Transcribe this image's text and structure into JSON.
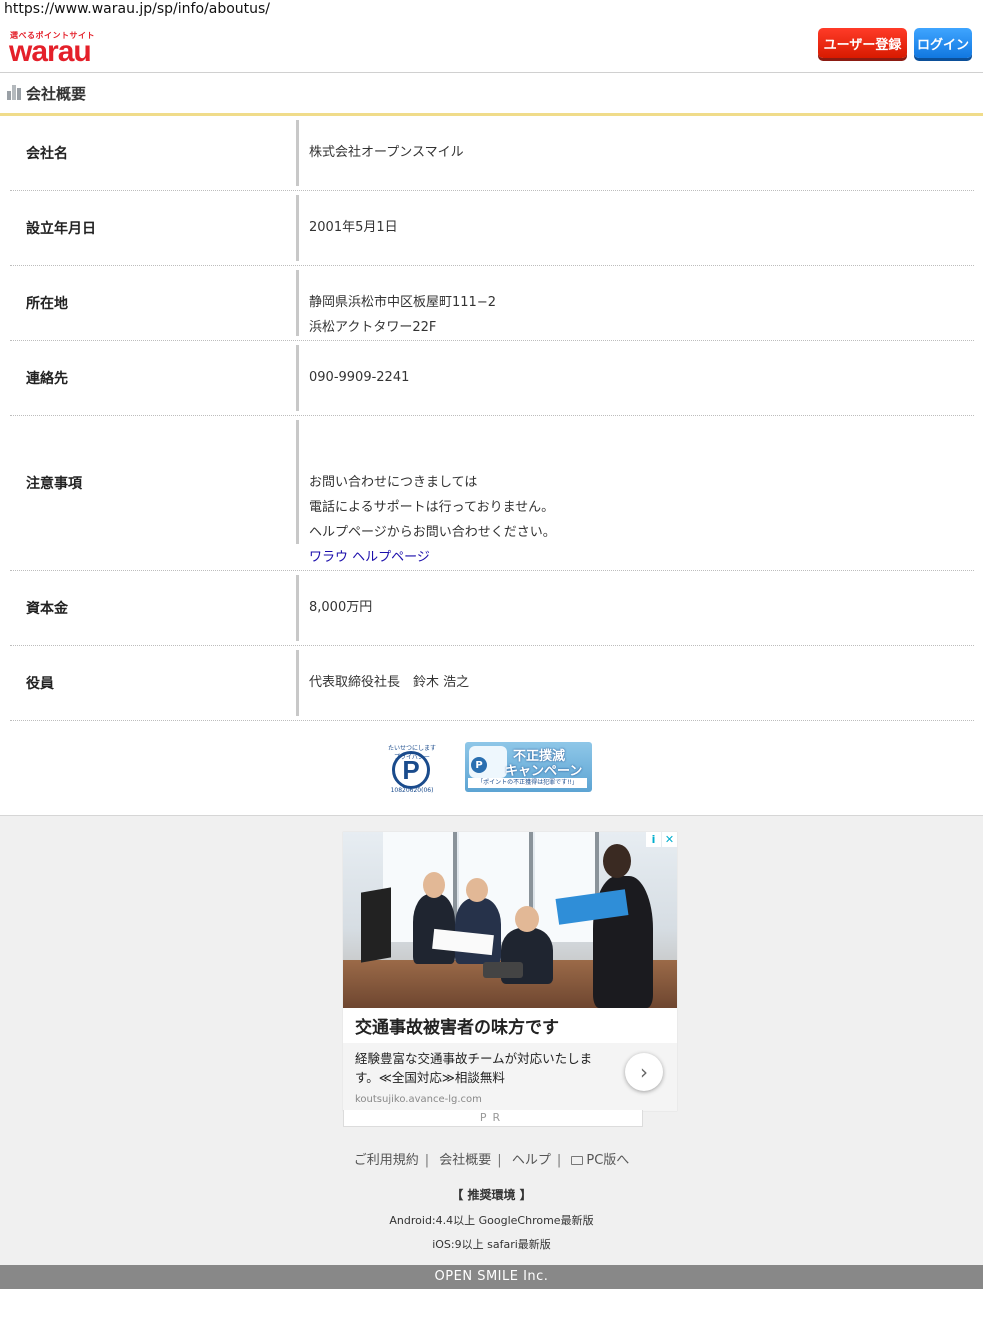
{
  "browser": {
    "url": "https://www.warau.jp/sp/info/aboutus/"
  },
  "header": {
    "logo_tagline": "選べるポイントサイト",
    "logo_text": "warau",
    "register_label": "ユーザー登録",
    "login_label": "ログイン"
  },
  "section": {
    "title": "会社概要"
  },
  "company": {
    "rows": [
      {
        "label": "会社名",
        "lines": [
          "株式会社オープンスマイル"
        ]
      },
      {
        "label": "設立年月日",
        "lines": [
          "2001年5月1日"
        ]
      },
      {
        "label": "所在地",
        "lines": [
          "静岡県浜松市中区板屋町111−2",
          "浜松アクトタワー22F"
        ]
      },
      {
        "label": "連絡先",
        "lines": [
          "090-9909-2241"
        ]
      },
      {
        "label": "注意事項",
        "lines": [
          "お問い合わせにつきましては",
          "電話によるサポートは行っておりません。",
          "ヘルプページからお問い合わせください。"
        ],
        "link": "ワラウ ヘルプページ"
      },
      {
        "label": "資本金",
        "lines": [
          "8,000万円"
        ]
      },
      {
        "label": "役員",
        "lines": [
          "代表取締役社長　鈴木 浩之"
        ]
      }
    ]
  },
  "badges": {
    "privacy_top": "たいせつにしますプライバシー",
    "privacy_letter": "P",
    "privacy_number": "10820620(06)",
    "campaign_line1": "不正撲滅",
    "campaign_line2": "キャンペーン",
    "campaign_note": "「ポイントの不正獲得は犯罪です!!」"
  },
  "ad": {
    "info_icon": "i",
    "close_icon": "✕",
    "title": "交通事故被害者の味方です",
    "description": "経験豊富な交通事故チームが対応いたします。≪全国対応≫相談無料",
    "domain": "koutsujiko.avance-lg.com",
    "arrow": "›",
    "pr_label": "PR"
  },
  "footer": {
    "links": [
      "ご利用規約",
      "会社概要",
      "ヘルプ",
      "PC版へ"
    ],
    "separator": "|",
    "env_title": "【 推奨環境 】",
    "env_android": "Android:4.4以上 GoogleChrome最新版",
    "env_ios": "iOS:9以上 safari最新版",
    "copyright": "OPEN SMILE Inc."
  },
  "colors": {
    "brand_red": "#e4202a",
    "register_button": "#e8230c",
    "login_button": "#2a8ef0",
    "section_underline": "#f0dc8a",
    "footer_bar": "#888888",
    "link": "#1a0dab"
  }
}
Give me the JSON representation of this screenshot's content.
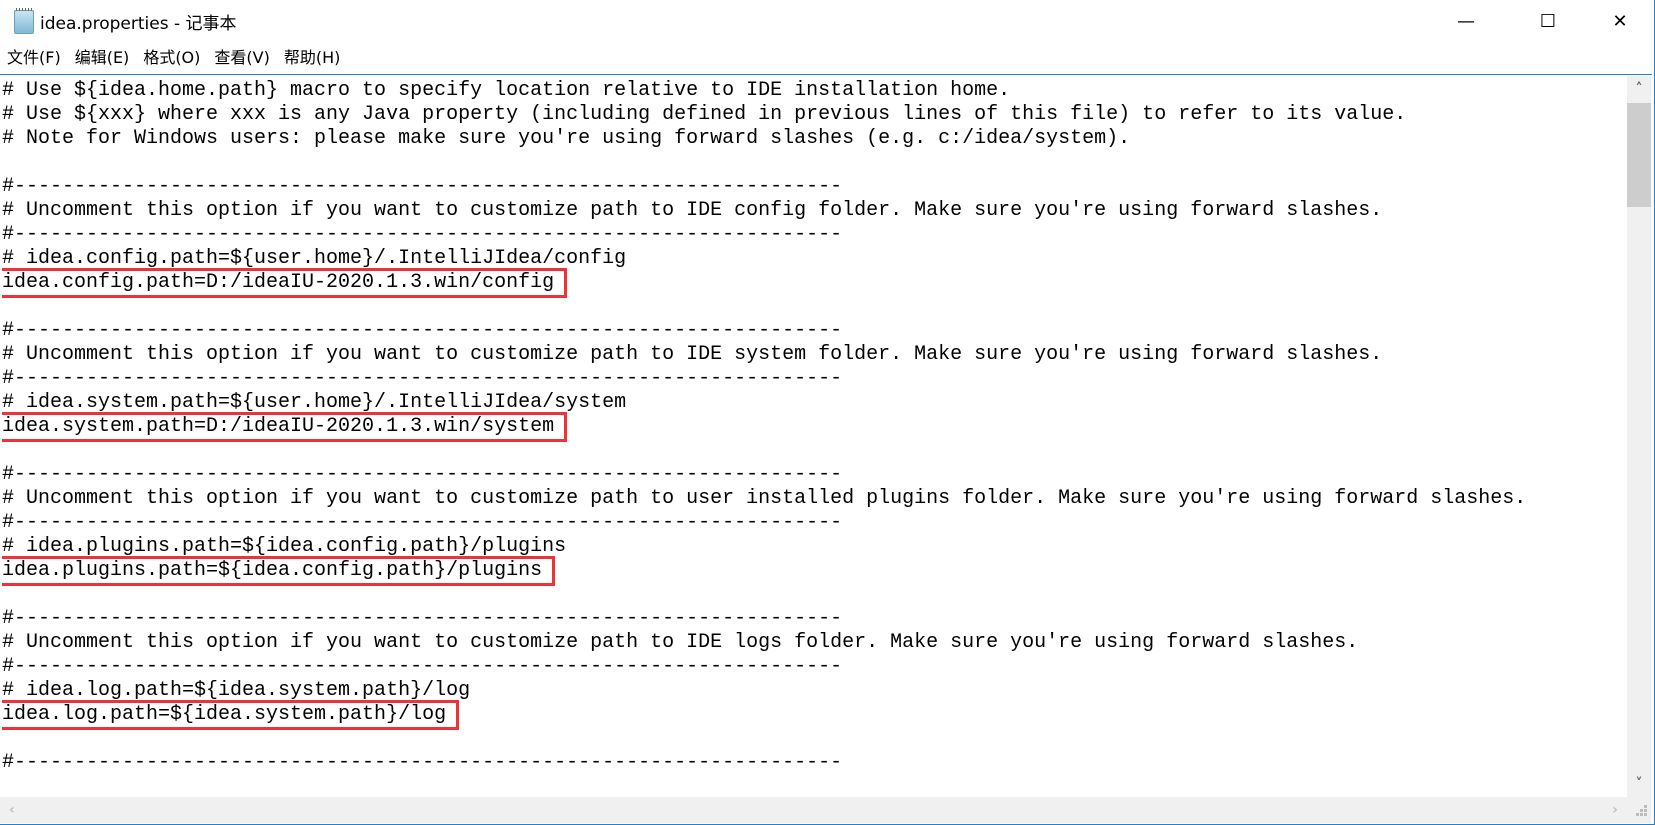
{
  "window": {
    "title": "idea.properties - 记事本",
    "icon": "notepad-icon",
    "controls": {
      "minimize": "—",
      "maximize": "☐",
      "close": "✕"
    }
  },
  "menu": [
    {
      "label": "文件(F)"
    },
    {
      "label": "编辑(E)"
    },
    {
      "label": "格式(O)"
    },
    {
      "label": "查看(V)"
    },
    {
      "label": "帮助(H)"
    }
  ],
  "highlight_color": "#ee3238",
  "lines": [
    {
      "text": "# Use ${idea.home.path} macro to specify location relative to IDE installation home."
    },
    {
      "text": "# Use ${xxx} where xxx is any Java property (including defined in previous lines of this file) to refer to its value."
    },
    {
      "text": "# Note for Windows users: please make sure you're using forward slashes (e.g. c:/idea/system)."
    },
    {
      "text": ""
    },
    {
      "text": "#---------------------------------------------------------------------"
    },
    {
      "text": "# Uncomment this option if you want to customize path to IDE config folder. Make sure you're using forward slashes."
    },
    {
      "text": "#---------------------------------------------------------------------"
    },
    {
      "text": "# idea.config.path=${user.home}/.IntelliJIdea/config"
    },
    {
      "text": "idea.config.path=D:/ideaIU-2020.1.3.win/config",
      "highlighted": true
    },
    {
      "text": ""
    },
    {
      "text": "#---------------------------------------------------------------------"
    },
    {
      "text": "# Uncomment this option if you want to customize path to IDE system folder. Make sure you're using forward slashes."
    },
    {
      "text": "#---------------------------------------------------------------------"
    },
    {
      "text": "# idea.system.path=${user.home}/.IntelliJIdea/system"
    },
    {
      "text": "idea.system.path=D:/ideaIU-2020.1.3.win/system",
      "highlighted": true
    },
    {
      "text": ""
    },
    {
      "text": "#---------------------------------------------------------------------"
    },
    {
      "text": "# Uncomment this option if you want to customize path to user installed plugins folder. Make sure you're using forward slashes."
    },
    {
      "text": "#---------------------------------------------------------------------"
    },
    {
      "text": "# idea.plugins.path=${idea.config.path}/plugins"
    },
    {
      "text": "idea.plugins.path=${idea.config.path}/plugins",
      "highlighted": true
    },
    {
      "text": ""
    },
    {
      "text": "#---------------------------------------------------------------------"
    },
    {
      "text": "# Uncomment this option if you want to customize path to IDE logs folder. Make sure you're using forward slashes."
    },
    {
      "text": "#---------------------------------------------------------------------"
    },
    {
      "text": "# idea.log.path=${idea.system.path}/log"
    },
    {
      "text": "idea.log.path=${idea.system.path}/log",
      "highlighted": true
    },
    {
      "text": ""
    },
    {
      "text": "#---------------------------------------------------------------------"
    }
  ]
}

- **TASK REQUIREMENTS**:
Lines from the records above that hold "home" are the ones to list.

- **SOLUTION FOR THIS TASK**:
      "text": "# Use ${idea.home.path} macro to specify location relative to IDE installation home."
      "text": "# idea.config.path=${user.home}/.IntelliJIdea/config"
      "text": "# idea.system.path=${user.home}/.IntelliJIdea/system"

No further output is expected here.